John Heppell

From Wikipedia, the free encyclopedia
Jump to navigation Jump to search
John Heppell
Vice-Chamberlain of the Household
In office
6 May 2005 – 28 June 2007
Prime Minister Tony Blair
Preceded by Jim Fitzpatrick
Succeeded by Liz Blackman
Member of Parliament
for Nottingham East
In office
10 April 1992 – 12 April 2010
Preceded by Michael Knowles
Succeeded by Chris Leslie
Personal details
Born (1948-11-03) 3 November 1948 (age 69)
Newcastle upon Tyne, Tyneside, UK
Nationality British
Political party Labour
Spouse(s) Eileen Golding

John Heppell (born 3 November 1948) is a former British Labour Party politician who was the Member of Parliament (MP) for Nottingham East from 1992 until he stepped down at the 2010 general election. He was Vice-Chamberlain of the Household from 2005 to 2007.

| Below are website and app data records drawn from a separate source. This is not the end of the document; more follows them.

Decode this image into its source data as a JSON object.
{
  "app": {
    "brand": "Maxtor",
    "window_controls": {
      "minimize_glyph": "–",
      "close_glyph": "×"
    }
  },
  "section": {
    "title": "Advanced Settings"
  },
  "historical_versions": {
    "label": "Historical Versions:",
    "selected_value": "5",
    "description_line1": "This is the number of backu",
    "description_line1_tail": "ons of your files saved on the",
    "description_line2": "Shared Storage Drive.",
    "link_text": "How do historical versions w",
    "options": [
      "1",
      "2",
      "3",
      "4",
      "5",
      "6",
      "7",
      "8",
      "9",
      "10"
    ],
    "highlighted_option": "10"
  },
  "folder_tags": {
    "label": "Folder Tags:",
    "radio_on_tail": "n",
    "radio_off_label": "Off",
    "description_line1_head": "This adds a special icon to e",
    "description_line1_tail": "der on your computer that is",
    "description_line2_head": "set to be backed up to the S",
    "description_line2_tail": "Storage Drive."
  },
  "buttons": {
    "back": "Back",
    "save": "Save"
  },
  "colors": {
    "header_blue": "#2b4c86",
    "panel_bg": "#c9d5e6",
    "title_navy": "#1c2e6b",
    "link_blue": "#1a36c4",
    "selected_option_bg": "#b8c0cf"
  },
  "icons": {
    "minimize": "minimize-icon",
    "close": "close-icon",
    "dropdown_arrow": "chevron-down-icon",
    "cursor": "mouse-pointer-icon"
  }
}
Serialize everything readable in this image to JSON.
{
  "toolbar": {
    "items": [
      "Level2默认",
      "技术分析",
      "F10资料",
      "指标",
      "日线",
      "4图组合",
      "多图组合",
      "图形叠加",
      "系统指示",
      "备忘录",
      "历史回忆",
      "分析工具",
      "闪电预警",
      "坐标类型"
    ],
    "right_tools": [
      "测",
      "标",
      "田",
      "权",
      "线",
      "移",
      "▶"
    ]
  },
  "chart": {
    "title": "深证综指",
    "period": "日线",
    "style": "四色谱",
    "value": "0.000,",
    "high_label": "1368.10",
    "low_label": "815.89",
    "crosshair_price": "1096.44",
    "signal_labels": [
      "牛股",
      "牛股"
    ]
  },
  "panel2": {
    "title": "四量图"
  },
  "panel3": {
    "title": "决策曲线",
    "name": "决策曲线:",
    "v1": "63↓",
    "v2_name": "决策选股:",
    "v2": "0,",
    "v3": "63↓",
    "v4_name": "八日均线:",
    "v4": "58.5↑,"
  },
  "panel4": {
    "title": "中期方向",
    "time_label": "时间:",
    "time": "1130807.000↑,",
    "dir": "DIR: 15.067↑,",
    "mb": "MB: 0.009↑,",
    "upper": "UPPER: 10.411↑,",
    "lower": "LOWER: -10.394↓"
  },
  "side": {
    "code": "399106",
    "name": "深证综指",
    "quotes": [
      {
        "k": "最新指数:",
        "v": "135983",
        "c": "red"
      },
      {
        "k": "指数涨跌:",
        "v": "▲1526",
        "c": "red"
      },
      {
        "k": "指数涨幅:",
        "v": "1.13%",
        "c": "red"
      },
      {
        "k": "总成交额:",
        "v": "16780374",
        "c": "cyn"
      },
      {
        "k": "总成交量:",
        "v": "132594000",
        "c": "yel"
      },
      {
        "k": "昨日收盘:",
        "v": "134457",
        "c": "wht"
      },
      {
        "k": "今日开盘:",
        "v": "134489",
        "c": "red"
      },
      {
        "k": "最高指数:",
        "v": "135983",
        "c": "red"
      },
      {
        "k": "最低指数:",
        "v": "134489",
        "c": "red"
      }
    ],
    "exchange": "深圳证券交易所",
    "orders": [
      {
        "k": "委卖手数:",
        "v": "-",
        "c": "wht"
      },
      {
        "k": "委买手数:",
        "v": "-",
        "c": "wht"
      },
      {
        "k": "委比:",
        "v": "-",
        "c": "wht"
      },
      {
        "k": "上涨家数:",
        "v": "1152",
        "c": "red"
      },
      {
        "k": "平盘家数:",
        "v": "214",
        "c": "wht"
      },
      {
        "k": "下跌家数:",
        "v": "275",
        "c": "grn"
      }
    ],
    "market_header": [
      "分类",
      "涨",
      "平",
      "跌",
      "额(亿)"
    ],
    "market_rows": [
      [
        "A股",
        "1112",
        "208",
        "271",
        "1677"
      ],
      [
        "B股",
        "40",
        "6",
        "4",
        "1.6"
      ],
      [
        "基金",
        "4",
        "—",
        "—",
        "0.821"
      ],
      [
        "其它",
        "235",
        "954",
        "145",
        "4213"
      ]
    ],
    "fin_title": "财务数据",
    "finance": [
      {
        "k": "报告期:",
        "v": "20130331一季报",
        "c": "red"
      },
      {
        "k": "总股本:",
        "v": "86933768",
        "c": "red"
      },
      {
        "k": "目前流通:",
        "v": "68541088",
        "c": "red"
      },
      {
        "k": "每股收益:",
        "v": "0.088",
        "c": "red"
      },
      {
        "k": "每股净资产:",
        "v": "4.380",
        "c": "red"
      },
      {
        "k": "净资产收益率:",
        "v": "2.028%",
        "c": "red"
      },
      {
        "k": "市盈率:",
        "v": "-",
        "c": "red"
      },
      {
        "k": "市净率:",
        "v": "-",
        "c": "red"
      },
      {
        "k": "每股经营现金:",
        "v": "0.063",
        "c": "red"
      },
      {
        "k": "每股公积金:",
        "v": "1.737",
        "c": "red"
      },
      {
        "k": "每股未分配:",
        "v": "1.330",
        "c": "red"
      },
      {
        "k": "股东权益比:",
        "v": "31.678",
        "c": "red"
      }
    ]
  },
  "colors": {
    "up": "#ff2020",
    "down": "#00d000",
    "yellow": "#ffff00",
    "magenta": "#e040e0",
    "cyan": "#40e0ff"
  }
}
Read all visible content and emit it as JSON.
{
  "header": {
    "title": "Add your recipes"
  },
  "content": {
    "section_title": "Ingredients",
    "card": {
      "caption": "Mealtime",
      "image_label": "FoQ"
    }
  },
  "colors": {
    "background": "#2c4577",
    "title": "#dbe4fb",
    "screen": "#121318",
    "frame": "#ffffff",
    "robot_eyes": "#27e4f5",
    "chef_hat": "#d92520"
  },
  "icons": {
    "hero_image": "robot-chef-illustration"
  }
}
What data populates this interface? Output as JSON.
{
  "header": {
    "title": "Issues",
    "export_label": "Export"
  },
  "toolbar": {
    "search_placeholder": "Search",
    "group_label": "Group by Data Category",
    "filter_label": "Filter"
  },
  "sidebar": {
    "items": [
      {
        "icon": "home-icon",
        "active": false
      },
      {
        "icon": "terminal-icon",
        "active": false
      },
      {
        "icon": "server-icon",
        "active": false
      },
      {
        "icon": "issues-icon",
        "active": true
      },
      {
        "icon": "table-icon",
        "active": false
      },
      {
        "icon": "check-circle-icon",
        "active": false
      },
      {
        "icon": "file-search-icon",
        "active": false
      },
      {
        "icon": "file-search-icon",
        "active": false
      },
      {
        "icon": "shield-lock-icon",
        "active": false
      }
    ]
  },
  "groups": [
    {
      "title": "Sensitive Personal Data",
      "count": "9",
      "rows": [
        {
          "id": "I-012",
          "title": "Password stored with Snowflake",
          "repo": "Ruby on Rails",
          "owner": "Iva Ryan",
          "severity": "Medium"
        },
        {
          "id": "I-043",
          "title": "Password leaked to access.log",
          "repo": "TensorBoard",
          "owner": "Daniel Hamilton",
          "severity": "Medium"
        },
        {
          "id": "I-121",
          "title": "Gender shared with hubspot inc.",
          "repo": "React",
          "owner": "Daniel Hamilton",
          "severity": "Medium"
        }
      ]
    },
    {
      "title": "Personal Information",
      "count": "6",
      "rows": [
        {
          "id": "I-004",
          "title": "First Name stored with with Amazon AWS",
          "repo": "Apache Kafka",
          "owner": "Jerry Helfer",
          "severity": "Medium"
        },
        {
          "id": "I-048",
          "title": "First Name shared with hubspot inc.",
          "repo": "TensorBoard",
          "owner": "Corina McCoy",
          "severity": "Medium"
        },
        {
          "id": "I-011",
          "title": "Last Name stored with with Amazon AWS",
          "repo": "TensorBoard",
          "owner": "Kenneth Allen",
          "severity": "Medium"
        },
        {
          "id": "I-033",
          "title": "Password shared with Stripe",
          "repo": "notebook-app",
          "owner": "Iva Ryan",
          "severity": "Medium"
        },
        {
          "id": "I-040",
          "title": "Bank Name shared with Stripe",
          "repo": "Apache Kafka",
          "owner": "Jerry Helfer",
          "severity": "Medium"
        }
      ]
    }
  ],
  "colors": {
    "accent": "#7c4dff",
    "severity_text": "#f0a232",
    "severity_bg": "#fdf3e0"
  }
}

Early life[edit]

Heppell was born in Newcastle upon Tyne, Tyneside and was educated locally at the Rutherford Grammar School (now the Westgate Community School) in Fenham, then the South East Northumberland Technical College (became North Tyneside College and now called Tyne Metropolitan College) in Wallsend, and he completed his education at the Ashington Technical College (now called Northumberland College) on College Road in Ashington. He worked for the National Coal Board from 1964 as a fitter until he left in 1970 to work as a fitter in Nottingham. He joined British Rail in 1975, originally as a diesel fitter, becoming a workshop supervisor in 1978 until he left in 1989.

Parliamentary career[edit]

Heppell was elected as a councillor to the Nottinghamshire County Council in 1981, serving as the deputy leader for three years from 1989, stepping down from the council in 1993. He was elected to the House of Commons at the 1992 general election for Nottingham East by defeating the sitting Conservative MP Michael Knowles by 7,680 votes and remained the MP there until 2010. He made his maiden speech on 11 May 1992, in which he recalled that it was in his constituency at Sneinton that the founder of the Salvation Army William Booth launched his crusade against poverty in the early 19th century.[1]

In Parliament, Heppell was appointed as the Parliamentary Private Secretary (PPS) to the Leader of the House of Lords Ivor Richard in 1997 and became the PPS to the Deputy Prime Minister John Prescott in 1998. He became a member of the Tony Blair government following the 2001 general election when he was appointed as a Lord Commissioner to the Treasury and Government Whip and was promoted within the Whips Office becoming the Vice-Chamberlain of the Household following the 2005 general election. He held this office until June 2007. He was a member of the selection select committee from 2001.

Heppell has been married to Eileen Golding since 1974 and they have two sons, a daughter and two grandchildren.[2] He used to have the words love and hate tattooed on his knuckles, but they have since been removed.[3] He is a member of the General, Municipal, Boilermakers and Allied Trade Union having resigned from the National Union of Rail, Maritime and Transport Workers in 2002. He is a keen ornithologist.[2]

On 26 March 2010, Heppell announced that he would stand down at the 2010 general election due to his wife suffering from breast cancer.[4]


  1. ^ "House of Commons Hansard Debates for 11 May 1992". Hansard. 11 May 1992. 
  2. ^ a b "Biography". John Heppell's website. Archived from the original on 16 July 2007. Retrieved 10 May 2007. 
  3. ^ "BBC News Profile". BBC News Online. 17 October 2002. Retrieved 10 May 2007. 
  4. ^ "MP John Heppell to stand down". Nottingham Evening Post. 26 March 2010. Archived from the original on 13 September 2012. 

External links[edit]

Political offices
Preceded by
Jim Fitzpatrick
Vice-Chamberlain of the Household
Succeeded by
Liz Blackman
Parliament of the United Kingdom
Preceded by
Michael Knowles
Member of Parliament for Nottingham East
Succeeded by
Chris Leslie